The total dissolved solids (TDS) were found to be only 70 ppm
(parts per million) whereas even well water can be 200. Boilers of
this type would generally be run at 3,500 ppm TDS concentration in
the boiler water with the concentration controlled by intermittent
blowdown. Operational control of TDS certainly would not have been
a problem for these early fire men if yesterday’s water was any
where near what I found in the pre sent day. In fact, blowing down
a locomotive’s boiler is quite a spectacular affair. I
can’t remember ever having seen such an event. Do you suppose
that they simply waited until the boiler was cool and simply
The low pH is still somewhat of a mystery. At this point I
decided to run a test for dissolved oxygen which had been
previously omitted since the sample was now quite old and the
numbers might be suspect. It tested quite low; only 4 mg/1. In

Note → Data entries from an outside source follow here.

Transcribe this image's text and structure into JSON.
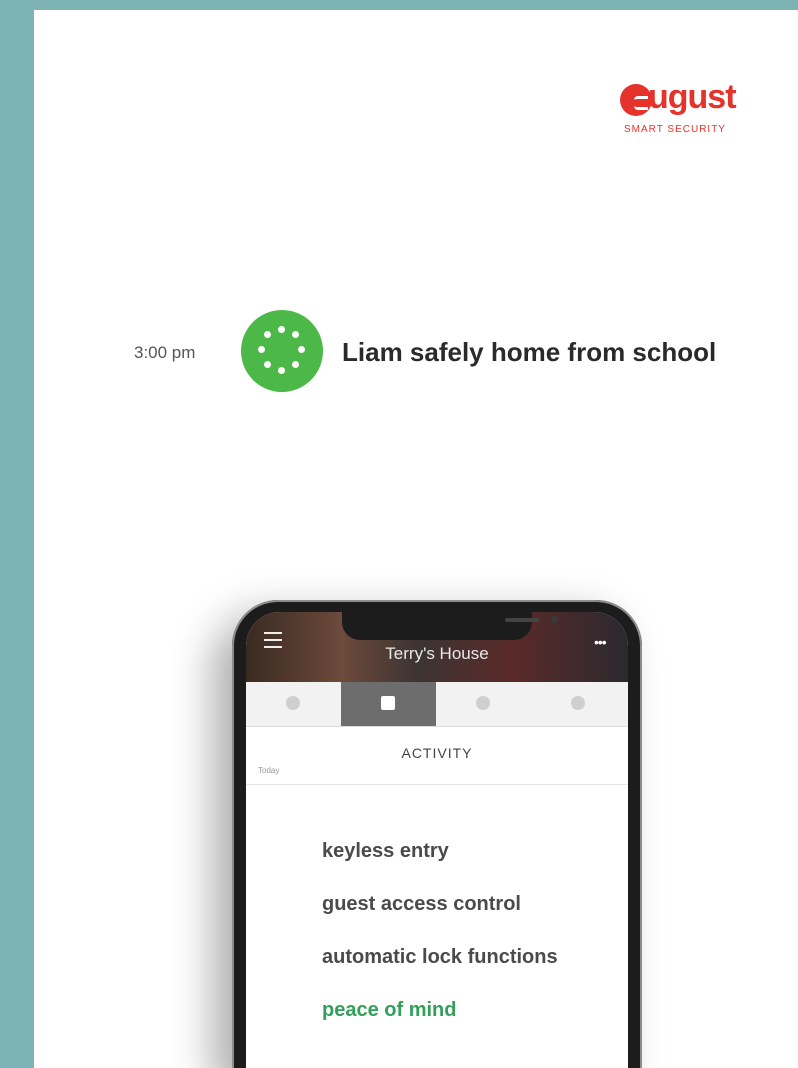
{
  "brand": {
    "name": "ugust",
    "tagline": "SMART SECURITY",
    "color": "#e5322b"
  },
  "notification": {
    "time": "3:00 pm",
    "icon": "status-dots-icon",
    "icon_color": "#4cb848",
    "message": "Liam safely home from school"
  },
  "app": {
    "house_title": "Terry's House",
    "tabs": [
      {
        "icon": "lock-icon",
        "active": false
      },
      {
        "icon": "activity-list-icon",
        "active": true
      },
      {
        "icon": "guests-icon",
        "active": false
      },
      {
        "icon": "settings-gear-icon",
        "active": false
      }
    ],
    "section_title": "ACTIVITY",
    "day_label": "Today"
  },
  "features": [
    {
      "label": "keyless entry",
      "highlight": false
    },
    {
      "label": "guest access control",
      "highlight": false
    },
    {
      "label": "automatic lock functions",
      "highlight": false
    },
    {
      "label": "peace of mind",
      "highlight": true
    }
  ],
  "colors": {
    "background": "#7eb3b5",
    "highlight_text": "#33a05a"
  }
}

taking the sample I had carefully drawn it from the free flowing
part of the stream as there was some algae growth in the backwater
The Rocky Run watershed as shown on contour maps is a small area
about half of which is second growth forest and half cultivated and
orchard land. With today’s emphasis on fertilizing it could be
that there has been a local change in recent years.
However, the more that I studied the situation the more I became
convinced that it was a recent year’s change and one of the
suspects high on the list of probabilities was acid rain. There is
a contour type chart in World Ecology that indicates a very high
level of acid waters in this part of Appalachia. Knowing this now I
might have run samples on Tye River and other streams.
Although this was an exercise in nostalgia and a very pleasant
project, it is typical of the sort of investigation that boiler
operators should conduct. It is essential to the long life of their
boilers. When old No. 1 was towed off to the scrap dealer it was a
final move in a long and useful life.
Figure 1 Rating Boiler Feed Water Source
0 to 150
150 to 250
40 to 70
250 to 350
70 to 90
350 to 500
90 to 125
Figure 2: Alkalinity Interpretation
ppm as CaCO3
ppm as CaCo3
ppm as CaCo3
P = 0
P less 1/2M
P = 1/2M
P more 1/2M
2(M – P)
P = M
Where: P = phenolphthalein alkalinity, M = methyl-orange